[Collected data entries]
=== Begin Enclosure ===

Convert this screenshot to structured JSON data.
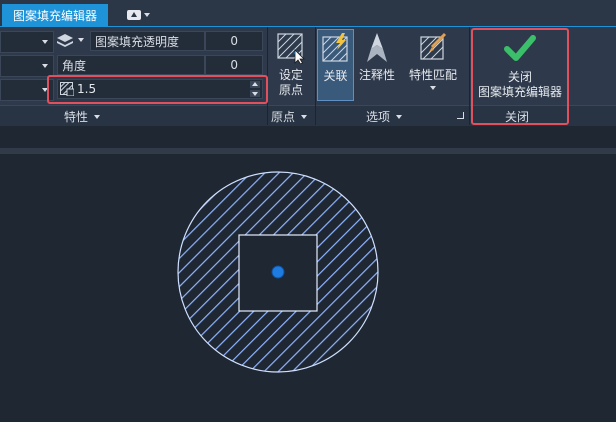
{
  "tabs": {
    "active_label": "图案填充编辑器"
  },
  "properties": {
    "transparency_label": "图案填充透明度",
    "transparency_value": "0",
    "angle_label": "角度",
    "angle_value": "0",
    "scale_value": "1.5",
    "group_label": "特性"
  },
  "origin": {
    "set_origin_line1": "设定",
    "set_origin_line2": "原点",
    "group_label": "原点"
  },
  "options": {
    "associative_label": "关联",
    "annotative_label": "注释性",
    "match_properties_label": "特性匹配",
    "group_label": "选项"
  },
  "close": {
    "button_line1": "关闭",
    "button_line2": "图案填充编辑器",
    "group_label": "关闭"
  },
  "colors": {
    "accent": "#1e93d8",
    "highlight": "#e0505d",
    "check": "#3cbf6a",
    "hatch": "#8fb4ff"
  }
}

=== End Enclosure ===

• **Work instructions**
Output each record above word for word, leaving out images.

• **Finished task**
Convert this screenshot to structured JSON data.
{
  "tabs": {
    "active_label": "图案填充编辑器"
  },
  "properties": {
    "transparency_label": "图案填充透明度",
    "transparency_value": "0",
    "angle_label": "角度",
    "angle_value": "0",
    "scale_value": "1.5",
    "group_label": "特性"
  },
  "origin": {
    "set_origin_line1": "设定",
    "set_origin_line2": "原点",
    "group_label": "原点"
  },
  "options": {
    "associative_label": "关联",
    "annotative_label": "注释性",
    "match_properties_label": "特性匹配",
    "group_label": "选项"
  },
  "close": {
    "button_line1": "关闭",
    "button_line2": "图案填充编辑器",
    "group_label": "关闭"
  },
  "colors": {
    "accent": "#1e93d8",
    "highlight": "#e0505d",
    "check": "#3cbf6a",
    "hatch": "#8fb4ff"
  }
}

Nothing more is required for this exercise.